- **Exercise instructions**
Pick every line from the data below that contains the string "Ophthalmic" and copy it.

** Opening Given records block **

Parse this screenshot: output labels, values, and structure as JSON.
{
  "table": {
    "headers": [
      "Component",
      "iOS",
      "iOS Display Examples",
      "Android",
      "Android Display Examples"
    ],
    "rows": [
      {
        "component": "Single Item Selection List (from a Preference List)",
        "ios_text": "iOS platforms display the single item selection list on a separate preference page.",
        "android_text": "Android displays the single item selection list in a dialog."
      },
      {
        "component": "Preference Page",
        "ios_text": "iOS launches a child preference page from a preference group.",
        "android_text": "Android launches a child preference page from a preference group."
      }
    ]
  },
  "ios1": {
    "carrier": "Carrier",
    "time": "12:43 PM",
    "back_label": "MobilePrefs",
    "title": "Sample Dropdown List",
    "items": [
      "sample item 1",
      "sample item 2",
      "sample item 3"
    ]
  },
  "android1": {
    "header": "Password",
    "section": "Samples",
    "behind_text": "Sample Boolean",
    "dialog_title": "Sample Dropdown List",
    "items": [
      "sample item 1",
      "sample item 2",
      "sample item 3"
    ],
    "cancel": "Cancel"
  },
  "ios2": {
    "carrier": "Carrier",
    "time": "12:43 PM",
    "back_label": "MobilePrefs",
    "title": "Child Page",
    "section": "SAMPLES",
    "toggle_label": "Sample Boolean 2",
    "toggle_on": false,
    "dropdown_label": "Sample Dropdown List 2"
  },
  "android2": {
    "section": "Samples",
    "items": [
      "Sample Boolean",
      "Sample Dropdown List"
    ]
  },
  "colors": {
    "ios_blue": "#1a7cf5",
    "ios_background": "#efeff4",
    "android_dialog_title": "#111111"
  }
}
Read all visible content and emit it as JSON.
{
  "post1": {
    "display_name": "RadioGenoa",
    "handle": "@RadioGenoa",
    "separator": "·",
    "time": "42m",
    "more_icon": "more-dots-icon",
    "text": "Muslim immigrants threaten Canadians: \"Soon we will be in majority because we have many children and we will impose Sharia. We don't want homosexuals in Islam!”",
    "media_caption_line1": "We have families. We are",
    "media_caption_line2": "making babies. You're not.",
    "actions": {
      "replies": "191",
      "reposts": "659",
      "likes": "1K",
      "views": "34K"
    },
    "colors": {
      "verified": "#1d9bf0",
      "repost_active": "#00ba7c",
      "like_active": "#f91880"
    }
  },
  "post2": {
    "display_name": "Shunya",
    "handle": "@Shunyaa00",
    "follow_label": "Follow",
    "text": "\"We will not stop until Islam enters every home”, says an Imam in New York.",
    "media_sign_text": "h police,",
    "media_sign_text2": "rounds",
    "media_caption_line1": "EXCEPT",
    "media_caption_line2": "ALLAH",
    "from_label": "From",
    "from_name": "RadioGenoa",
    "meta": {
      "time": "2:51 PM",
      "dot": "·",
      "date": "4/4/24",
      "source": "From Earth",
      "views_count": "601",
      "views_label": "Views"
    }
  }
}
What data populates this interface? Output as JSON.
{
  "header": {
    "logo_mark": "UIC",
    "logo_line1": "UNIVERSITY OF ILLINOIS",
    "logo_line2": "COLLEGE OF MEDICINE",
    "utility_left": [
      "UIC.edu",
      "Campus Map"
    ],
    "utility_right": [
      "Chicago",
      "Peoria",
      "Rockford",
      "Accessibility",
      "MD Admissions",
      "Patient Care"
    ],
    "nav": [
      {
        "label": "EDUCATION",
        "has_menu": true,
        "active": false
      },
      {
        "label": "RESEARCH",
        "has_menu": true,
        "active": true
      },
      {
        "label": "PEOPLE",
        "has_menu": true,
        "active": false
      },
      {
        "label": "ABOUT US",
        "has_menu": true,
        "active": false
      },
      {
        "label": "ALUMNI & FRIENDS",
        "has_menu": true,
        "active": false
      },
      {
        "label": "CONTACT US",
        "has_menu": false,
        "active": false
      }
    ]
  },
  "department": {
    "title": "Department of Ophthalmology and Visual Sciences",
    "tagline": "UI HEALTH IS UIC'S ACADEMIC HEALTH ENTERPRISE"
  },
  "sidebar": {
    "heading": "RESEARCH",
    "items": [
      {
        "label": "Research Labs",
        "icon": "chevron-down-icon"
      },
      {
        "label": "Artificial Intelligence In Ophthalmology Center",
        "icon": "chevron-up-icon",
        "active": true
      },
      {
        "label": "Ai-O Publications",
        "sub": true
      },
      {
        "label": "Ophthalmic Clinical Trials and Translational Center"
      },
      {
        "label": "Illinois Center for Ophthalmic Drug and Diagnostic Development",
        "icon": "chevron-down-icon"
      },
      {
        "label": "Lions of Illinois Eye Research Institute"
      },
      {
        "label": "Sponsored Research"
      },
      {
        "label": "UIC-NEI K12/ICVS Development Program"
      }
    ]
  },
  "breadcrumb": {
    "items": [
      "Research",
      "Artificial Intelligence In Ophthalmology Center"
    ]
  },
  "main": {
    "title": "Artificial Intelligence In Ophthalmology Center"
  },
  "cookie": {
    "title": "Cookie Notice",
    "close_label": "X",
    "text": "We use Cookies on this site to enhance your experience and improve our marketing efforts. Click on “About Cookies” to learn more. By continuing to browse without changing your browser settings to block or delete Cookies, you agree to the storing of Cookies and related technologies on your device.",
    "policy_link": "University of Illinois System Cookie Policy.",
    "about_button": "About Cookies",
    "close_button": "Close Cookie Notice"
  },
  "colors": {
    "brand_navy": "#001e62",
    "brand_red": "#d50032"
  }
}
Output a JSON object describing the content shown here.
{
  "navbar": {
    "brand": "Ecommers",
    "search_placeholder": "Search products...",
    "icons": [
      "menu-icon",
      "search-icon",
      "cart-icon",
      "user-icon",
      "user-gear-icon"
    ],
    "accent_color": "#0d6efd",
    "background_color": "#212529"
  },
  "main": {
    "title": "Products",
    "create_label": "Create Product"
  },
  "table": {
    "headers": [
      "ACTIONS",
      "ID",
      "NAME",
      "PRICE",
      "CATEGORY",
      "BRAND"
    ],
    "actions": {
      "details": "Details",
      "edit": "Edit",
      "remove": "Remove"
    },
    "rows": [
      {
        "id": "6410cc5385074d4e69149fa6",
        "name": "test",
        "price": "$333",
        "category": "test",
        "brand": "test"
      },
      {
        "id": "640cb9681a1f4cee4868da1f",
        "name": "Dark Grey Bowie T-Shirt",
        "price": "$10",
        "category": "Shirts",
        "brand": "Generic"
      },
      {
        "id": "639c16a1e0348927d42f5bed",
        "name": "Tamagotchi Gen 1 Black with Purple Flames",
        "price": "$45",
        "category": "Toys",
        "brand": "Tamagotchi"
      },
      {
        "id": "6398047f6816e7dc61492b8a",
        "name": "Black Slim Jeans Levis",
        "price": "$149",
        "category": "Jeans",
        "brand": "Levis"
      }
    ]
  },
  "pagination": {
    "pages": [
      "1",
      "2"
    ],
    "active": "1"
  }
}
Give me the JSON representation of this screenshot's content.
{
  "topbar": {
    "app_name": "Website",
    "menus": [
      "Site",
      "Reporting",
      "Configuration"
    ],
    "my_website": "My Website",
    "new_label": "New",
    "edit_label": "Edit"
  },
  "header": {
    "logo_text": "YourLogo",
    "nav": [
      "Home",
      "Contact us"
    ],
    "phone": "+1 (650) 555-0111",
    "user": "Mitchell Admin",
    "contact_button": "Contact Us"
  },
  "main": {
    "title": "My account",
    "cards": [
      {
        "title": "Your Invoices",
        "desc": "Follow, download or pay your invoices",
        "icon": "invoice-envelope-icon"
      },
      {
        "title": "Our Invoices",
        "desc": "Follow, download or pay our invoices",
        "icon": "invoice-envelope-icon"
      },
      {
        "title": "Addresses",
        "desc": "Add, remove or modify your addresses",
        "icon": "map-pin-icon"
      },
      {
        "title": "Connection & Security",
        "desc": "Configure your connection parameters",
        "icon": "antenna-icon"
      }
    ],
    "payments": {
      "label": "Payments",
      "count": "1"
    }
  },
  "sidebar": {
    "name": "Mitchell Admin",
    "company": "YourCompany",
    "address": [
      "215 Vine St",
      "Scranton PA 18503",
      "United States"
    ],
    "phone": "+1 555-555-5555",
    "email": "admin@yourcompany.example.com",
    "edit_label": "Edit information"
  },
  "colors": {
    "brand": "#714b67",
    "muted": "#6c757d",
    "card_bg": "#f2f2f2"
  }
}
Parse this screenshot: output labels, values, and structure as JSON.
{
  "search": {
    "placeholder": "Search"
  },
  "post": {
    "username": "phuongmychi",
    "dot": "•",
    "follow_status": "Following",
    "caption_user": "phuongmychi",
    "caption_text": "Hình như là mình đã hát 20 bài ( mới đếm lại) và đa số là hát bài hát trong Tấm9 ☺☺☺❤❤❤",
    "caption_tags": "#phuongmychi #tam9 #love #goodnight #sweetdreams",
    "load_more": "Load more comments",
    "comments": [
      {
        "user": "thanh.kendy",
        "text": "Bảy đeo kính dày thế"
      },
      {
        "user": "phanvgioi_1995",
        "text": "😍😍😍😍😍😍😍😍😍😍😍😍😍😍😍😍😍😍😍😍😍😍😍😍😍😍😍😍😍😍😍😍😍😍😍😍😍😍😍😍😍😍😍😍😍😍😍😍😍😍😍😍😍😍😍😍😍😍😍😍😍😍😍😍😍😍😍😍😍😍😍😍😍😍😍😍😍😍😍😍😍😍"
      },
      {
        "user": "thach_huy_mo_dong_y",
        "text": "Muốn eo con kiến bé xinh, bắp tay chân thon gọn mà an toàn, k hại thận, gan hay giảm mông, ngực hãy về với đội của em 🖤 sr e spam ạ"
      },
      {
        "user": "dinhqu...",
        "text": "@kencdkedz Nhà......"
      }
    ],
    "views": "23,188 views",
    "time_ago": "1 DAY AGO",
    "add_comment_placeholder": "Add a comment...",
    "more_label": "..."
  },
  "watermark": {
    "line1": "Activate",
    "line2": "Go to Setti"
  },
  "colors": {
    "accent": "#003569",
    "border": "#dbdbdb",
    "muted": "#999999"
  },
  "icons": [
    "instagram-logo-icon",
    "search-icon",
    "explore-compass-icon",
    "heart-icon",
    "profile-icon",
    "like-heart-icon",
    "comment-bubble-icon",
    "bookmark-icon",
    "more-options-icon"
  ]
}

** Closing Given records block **

- **Expected answer**
        "label": "Ophthalmic Clinical Trials and Translational Center"
        "label": "Illinois Center for Ophthalmic Drug and Diagnostic Development",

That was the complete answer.